Television is another novel which inhabits the curious novella/ journal territory which seems increasingly popular at the edge of the latest modernist universe.
You, the reader, will accompany me as I take you on a stroll through my curiously disinteresting life. Which is nevertheless full of interesting details. In this instance, I am going to tell you about the monograph on Titian for which I have received a grant which permits me to spend the Summer in Berlin whilst my wife and kids are away but which I cannot motivate myself to write so instead I write about not writing it. Whilst also detailing my solitary adventures as a nudist bather, killing my neighbours' plants and generally not doing what I know I ought to be doing.
You might find it droll. You might find my observations on the role of television in contemporary life incisive. You might not. It doesn’t matter all that much. It’s only a novel after all. I don’t know if I am either droll or incisive. I might be. Sooner or later my wife will return and life will get back to normal and the time of this novel, called television, will have expired. A bit like a television program, in fact.

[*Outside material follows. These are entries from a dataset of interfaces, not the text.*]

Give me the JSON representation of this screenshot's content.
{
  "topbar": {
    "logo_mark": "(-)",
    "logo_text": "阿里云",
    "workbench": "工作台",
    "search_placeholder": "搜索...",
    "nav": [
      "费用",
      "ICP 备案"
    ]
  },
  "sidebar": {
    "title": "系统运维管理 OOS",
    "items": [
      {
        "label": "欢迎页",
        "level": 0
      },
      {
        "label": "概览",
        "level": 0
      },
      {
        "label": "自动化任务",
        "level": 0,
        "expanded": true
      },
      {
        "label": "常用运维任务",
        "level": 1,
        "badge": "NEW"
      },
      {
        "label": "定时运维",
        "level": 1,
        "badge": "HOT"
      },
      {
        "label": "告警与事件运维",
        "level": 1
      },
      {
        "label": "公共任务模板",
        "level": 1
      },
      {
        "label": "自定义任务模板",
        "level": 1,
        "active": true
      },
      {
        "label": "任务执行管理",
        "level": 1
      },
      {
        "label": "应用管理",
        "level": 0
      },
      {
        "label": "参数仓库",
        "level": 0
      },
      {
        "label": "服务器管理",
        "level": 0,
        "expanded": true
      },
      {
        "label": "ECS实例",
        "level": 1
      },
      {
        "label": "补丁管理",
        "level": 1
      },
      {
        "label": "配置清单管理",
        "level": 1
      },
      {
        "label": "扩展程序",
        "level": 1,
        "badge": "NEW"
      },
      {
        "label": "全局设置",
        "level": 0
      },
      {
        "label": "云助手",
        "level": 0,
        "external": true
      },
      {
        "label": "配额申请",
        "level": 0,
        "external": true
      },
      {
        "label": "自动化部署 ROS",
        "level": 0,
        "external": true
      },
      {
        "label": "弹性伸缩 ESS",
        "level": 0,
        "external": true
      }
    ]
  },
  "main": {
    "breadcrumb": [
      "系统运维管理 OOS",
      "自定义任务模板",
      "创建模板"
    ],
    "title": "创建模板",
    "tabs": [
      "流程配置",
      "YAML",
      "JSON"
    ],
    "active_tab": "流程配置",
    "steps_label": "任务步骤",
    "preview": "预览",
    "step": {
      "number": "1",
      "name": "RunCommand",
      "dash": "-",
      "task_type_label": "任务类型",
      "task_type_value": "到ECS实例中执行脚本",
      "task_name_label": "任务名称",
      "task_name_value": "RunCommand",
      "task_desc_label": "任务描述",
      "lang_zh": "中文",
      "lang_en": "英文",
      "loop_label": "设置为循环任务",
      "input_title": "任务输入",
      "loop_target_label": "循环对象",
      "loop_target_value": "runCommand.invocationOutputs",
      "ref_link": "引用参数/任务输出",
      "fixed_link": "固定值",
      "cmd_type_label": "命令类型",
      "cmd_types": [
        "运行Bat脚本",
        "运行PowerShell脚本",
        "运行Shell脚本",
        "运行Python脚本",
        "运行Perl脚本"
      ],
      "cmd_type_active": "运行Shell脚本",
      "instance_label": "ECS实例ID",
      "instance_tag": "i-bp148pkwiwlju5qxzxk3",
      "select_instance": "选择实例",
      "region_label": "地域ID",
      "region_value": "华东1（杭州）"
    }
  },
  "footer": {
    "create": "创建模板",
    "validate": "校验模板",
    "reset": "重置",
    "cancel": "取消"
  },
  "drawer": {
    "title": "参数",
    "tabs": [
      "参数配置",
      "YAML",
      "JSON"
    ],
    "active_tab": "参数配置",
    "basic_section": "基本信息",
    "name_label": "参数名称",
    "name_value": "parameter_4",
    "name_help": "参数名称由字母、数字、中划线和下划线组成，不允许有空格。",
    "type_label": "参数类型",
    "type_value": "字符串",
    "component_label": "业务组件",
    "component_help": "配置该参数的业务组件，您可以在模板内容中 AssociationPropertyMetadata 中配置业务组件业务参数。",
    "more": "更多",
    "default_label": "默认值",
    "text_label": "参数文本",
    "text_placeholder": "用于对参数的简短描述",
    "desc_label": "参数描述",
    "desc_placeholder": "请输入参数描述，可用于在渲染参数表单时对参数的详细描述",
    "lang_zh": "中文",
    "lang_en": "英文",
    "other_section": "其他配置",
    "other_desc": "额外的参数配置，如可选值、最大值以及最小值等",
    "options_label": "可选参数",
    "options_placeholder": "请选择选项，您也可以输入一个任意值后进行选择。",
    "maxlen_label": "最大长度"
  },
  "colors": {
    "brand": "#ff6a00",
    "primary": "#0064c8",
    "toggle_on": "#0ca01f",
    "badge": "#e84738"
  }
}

Although I didn’t say that. You did.
I, the writer, not of the novel but of this review of the novel, if indeed it is a review of what can only barely be called a novel, have to confess that in this instance, I did find Toussaint and his meandering prose droll. At times I would even go so far as to say that it was even very funny. However, I would also say that Toussaint could be said to have succeeded in his ambition to create a commentary on the disposable role of television within a disposable society, because when I concluded the book, when I turned it off, it vanished from my mind almost as rapidly as, in the words of Mr Jagger, yesterday’s papers. Though not quite as rapidly. So perhaps it’s not like television after all. Perhaps the additional nano seconds are what make it literature. Entertaining literature, albeit disposable literature. But wasn’t literature once the equivalent of television? Before they had television? Maybe television is only literature in disguise. Or vice versa. And what about Titian?